Presentation on theme: "Gavin Using size increment data in age-structured stock assessment models CAPAM growth workshop: Nov 2014."— Presentation transcript:
Gavin Fay firstname.lastname@example.org @gavin_fay www.thefaylab.com Using size increment data in age-structured stock assessment models CAPAM growth workshop: Nov 2014 Acknowledgements Megan Winton (CFF) Rick Methot (NMFS) Alex da Silva, Mark Maunder (IATTC) Laura Lee (NCDENR) Geoff Tuck (CSIRO)
Take home messages: Be VERY careful when doing a Google image search for “size increments”. Being internally consistent when treating our models and data is A Good Thing. Most of the machinery to include size increment data already exists. Worthwhile to understand when including additional types of data can be useful.
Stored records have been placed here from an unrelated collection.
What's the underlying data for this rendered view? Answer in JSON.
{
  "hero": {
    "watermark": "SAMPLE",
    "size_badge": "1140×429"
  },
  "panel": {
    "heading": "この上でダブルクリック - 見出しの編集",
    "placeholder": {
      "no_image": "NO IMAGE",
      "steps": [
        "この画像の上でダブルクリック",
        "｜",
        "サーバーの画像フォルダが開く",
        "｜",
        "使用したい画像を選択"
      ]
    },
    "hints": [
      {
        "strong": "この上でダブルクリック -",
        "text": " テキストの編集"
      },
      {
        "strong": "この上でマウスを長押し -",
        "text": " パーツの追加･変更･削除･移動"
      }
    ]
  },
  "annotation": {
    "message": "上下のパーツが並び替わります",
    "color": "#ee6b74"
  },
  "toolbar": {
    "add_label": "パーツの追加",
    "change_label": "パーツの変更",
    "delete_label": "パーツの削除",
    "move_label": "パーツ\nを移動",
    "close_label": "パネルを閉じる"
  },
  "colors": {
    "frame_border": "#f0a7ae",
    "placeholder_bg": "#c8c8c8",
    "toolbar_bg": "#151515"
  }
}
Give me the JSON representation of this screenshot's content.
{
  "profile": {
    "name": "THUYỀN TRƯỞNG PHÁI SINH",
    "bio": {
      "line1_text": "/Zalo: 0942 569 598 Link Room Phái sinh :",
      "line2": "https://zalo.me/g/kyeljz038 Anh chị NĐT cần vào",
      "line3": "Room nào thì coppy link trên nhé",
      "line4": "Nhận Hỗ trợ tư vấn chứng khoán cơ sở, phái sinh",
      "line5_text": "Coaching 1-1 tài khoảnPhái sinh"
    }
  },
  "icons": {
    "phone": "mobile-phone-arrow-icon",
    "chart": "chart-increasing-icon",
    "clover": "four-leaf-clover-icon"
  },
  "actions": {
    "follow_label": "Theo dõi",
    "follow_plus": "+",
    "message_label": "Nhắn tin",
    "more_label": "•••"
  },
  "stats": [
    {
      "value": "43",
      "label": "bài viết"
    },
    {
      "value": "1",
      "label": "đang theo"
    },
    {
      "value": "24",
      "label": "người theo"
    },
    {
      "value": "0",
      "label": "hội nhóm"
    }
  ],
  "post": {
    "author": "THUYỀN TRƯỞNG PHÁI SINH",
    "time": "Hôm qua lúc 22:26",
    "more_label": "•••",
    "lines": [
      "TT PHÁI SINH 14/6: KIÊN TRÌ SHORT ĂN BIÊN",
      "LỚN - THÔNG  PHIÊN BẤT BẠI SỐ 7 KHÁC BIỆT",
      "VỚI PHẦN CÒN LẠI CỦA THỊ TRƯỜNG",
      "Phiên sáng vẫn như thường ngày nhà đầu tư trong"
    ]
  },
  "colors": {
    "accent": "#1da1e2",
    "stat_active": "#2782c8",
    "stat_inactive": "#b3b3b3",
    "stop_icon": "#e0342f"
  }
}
Size increment data from tag recaptures Models external to assessments Challenges for including in assessment models An Approach (with Synthesis in mind) Stock Synthesis modifications for implementation. some time passes….
How have size increment data been used? External from assessment model Estimate growth parameters e.g. Fabens (1965), Laslett et al. (2002) Used to corroborate assessment model estimates of growth Internally in assessment model CASAL (multinomial size at recapture) Estimate size transition matrices [see Punt later for size-structured models]
Generally, growth increments have not been included among data used to fit age-structured stock assessment models. CHALLENGES ARISE
Why fit these data internally? Consistency in assumptions associated with estimates. Account for biases (e.g. selectivity). Incorporate uncertainty associated with growth estimation in to estimates of stock status, reference points, etc. Can we borrow from Size structured models?
Methods Fabens (1965) [and extensions] – Growth increment given time at liberty – Often model individual variation in one or more parameters. Laslett et al. (2002) [LEP] – Join distribution of sizes at release and recapture given time at liberty, integrate over age at release. – Individual variation in L infinity Multinomial size at recapture Q: When is it OK to use the simple(r) methods?
LEP-ish in something like Stock Synthesis Need to obtain distribution for age at release. If condition on size at release, this is the conditional age at length! Size at recapture Size at release Time at liberty Age at release Model parameters Conditional age-at-length Aires da Silva et al. 2014. Fish Res.
Integrate across ages to compare to observations
Tagging in Stock Synthesis Tag releases assigned to ‘tag groups’ – Collection of tags all released at same time – Each group assigned same age at release Tag recaptures by group negative binomial – Multinomial tag recaptures by fleet/area – Why not extend this to length bin? (e.g. MAST, Taylor et al.)
Modifications to Stock Synthesis Likelihood for LEP ‘easily’ added. Creates inconsistency with approach used to model tag recaptures. Alternative is to model tag recapture numbers by expected size, rather than adding likelihood component. Solution? Define tag groups as releases by length. Opportunity to expand on tagging module, provide full functionality to tagging parameters.
Curse of longitudinal data…. Still no correlation between length at release and length at recapture, except for age. Possible solutions: Send in the Platoons? Estimate covariance in deviations from mean length? (cf Laslett et al.)
Next steps Get this working in a simple SCAA model, step to Stock Synthesis Identify case studies with unique properties; what situations do we want to evaluate these data for? Simulation testing to understand relative performance of applying different methods. What do we gain from including these data? Can we expand this to multiple observations of size increments for a single individual? e.g. otolith growth chronology
Take home messages: Be VERY careful when doing a Google image search for “size increments”. Being internally consistent when treating our models and data is A Good Thing. Most of the machinery to include size increment data already exists. Still not perfect, but we’re not all Thorson. Worthwhile to understand when including additional types of data can be useful.
Discussion questions Are there options for estimating ‘dependence’ in length other than plmph? (plmph = platoon – morph – phenotype) Case studies with unique properties? Can we expand this to multiple observations of size increments for a single individual? e.g. otolith growth chronology
CSIRO. Fay, Tuck and Haddon. Evaluating Macquarie Island Toothfish Assessment. July 2010 Evaluating Tagging in Stock Synthesis How does the assignment of ages to tag releases impact the performance of the assessment model? fix: assume fixed age of releases 1, 3, 5, 7: number of tag groups lots: ages assigned individually spawning biomass trawl available biomass